Your relationships define who you are in many ways. Whether or not you have been married for 50 years, you are going through your 6th divorce, or you’ve been on/off single for years, a lot of who you identify as is wrapped up in the people you are closest to. Research has shown this to be true with friends, with colleagues, and most potently with your significant others. When our connections to our love ones suffer, we are more likely to become anxious, depressed, struggle at work, suffer from more addictions, increased physical health problems, and can even have a crisis of identity. Therapy can help with all of this by assisting you in understanding who you are as a relational person and walking you along the path you and your partner want to go on.
What Is Couples Counseling?
The most common type of relational therapy is couples counseling. Just like individuals, couples need therapeutic help when times are hard or in times of transition. But unlike individual therapy, couples therapy focuses on how all those specific issues show up and are often kept alive by the patterns people develop. So maybe you struggle with enabling your partner who drinks too much. Maybe you start fights and you’re not even sure why. Maybe your way of parenting doesn’t match up with the way your partner wants to do things.
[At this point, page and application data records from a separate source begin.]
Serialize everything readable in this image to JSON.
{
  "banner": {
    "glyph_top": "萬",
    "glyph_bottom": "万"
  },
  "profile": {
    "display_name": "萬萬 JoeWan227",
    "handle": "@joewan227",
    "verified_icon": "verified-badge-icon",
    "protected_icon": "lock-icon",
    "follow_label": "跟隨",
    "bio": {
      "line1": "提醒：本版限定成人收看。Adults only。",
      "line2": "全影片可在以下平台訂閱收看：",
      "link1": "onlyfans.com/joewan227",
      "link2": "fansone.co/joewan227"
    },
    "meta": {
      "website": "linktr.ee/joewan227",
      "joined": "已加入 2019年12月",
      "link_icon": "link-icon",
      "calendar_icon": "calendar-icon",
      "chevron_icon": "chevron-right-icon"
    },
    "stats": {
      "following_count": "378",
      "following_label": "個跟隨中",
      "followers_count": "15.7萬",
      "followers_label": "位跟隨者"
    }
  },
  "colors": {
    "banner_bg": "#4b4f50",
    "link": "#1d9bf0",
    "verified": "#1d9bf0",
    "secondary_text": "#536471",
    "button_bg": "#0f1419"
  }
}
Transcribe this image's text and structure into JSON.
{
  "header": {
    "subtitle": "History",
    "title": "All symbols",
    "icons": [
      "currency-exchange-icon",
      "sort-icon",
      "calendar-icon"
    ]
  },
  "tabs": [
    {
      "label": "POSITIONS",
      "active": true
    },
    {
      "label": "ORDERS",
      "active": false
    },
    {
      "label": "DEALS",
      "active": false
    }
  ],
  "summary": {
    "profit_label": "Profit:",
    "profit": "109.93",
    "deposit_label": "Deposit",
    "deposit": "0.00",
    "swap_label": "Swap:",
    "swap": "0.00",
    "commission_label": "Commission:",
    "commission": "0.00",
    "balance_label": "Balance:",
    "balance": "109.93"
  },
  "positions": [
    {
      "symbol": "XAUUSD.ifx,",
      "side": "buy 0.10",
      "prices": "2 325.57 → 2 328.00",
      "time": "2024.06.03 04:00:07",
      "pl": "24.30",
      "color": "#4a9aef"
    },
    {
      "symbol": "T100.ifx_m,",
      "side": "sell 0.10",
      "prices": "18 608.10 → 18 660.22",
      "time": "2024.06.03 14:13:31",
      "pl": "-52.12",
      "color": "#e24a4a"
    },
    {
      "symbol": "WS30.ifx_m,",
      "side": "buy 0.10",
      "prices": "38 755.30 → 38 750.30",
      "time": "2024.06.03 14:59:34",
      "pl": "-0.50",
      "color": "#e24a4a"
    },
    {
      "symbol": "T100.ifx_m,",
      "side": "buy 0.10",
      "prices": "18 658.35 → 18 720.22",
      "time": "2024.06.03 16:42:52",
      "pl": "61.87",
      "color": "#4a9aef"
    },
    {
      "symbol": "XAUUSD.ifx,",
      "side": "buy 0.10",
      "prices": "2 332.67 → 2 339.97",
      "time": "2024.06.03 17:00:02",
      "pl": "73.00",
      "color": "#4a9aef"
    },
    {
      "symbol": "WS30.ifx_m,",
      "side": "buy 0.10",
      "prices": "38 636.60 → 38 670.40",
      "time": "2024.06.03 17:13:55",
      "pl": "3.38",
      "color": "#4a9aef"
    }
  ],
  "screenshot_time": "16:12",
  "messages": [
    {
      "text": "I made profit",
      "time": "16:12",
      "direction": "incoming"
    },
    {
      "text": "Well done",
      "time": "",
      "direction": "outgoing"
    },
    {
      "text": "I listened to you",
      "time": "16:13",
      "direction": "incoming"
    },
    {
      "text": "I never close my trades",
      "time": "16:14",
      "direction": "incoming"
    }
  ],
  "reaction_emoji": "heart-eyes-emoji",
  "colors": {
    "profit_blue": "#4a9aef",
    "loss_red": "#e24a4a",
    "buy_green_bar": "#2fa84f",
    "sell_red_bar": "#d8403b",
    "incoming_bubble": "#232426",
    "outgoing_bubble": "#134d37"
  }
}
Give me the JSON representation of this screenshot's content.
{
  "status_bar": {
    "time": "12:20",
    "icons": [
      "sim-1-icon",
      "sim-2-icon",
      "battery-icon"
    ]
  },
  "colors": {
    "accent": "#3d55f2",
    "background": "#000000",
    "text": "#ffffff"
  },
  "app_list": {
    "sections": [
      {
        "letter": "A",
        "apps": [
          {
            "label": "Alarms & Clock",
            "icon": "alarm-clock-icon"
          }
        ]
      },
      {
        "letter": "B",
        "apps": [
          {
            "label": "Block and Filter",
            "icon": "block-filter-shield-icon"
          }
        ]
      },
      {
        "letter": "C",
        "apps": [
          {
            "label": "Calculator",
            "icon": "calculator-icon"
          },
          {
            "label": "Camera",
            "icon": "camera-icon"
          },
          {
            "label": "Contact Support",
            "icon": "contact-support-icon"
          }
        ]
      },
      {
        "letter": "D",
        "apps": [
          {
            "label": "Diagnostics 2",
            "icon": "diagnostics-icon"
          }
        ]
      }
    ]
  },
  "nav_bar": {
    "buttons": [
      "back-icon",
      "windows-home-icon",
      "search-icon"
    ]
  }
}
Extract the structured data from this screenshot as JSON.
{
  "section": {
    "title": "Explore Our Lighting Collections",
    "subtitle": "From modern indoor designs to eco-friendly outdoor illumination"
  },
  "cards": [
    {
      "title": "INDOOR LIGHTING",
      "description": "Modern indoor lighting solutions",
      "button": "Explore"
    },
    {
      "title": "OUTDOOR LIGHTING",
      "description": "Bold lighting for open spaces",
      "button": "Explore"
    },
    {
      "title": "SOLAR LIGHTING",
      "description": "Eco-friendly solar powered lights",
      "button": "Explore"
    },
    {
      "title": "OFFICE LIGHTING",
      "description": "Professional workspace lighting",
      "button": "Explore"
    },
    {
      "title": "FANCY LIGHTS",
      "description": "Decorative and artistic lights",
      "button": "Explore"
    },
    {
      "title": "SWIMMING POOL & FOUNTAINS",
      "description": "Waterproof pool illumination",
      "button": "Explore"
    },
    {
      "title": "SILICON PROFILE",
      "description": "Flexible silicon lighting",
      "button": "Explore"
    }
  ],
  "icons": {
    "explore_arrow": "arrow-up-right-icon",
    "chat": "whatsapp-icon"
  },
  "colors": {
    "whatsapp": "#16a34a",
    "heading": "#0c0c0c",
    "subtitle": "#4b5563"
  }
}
Maybe every time you try to communicate something vulnerable, you get shut down. Whatever the dynamic is for you, this is the specialty of a relational therapist, and we can help.
Do We Need Counseling?
Couples seem to benefit from counseling at certain stages of their lives. The first one is often called “pre-marital” because it is prior to the wedding. I know many of you out there aren’t getting married and maybe don’t want to ever get married, but this style of therapy is often more structured and “big picture” perspective on the relationship and can still help you as well. Consider it a snapshot check-in to find out about compatibility issues that can either bolster strengths or support areas of growth. The next phase that is pretty common is the first or second major transition. This is often 3-7 years into the relationship and is when a move or a child is brought into the family. Again, you don’t have to be married to benefit from therapy at this stage. There may be other transition points along the way you will want to come see a counselor to make sure you two are on the right path, but the last common stage is empty nesting. If you are one of the fortunate ones to be committed to each other this long, BRAVO! But it comes with its own challenges, and relational therapy can be really helpful here as well.
Schedule an Appointment at Thriveworks Charlotte
Regardless of when or why you need to come see a therapist about your relationship, we will support you needs. We will be culturally sensitive to the fact that not all couples and relationships need to look the same. We will support the healing and growth of your relationship. Call Thriveworks Charlotte to schedule an appointment today.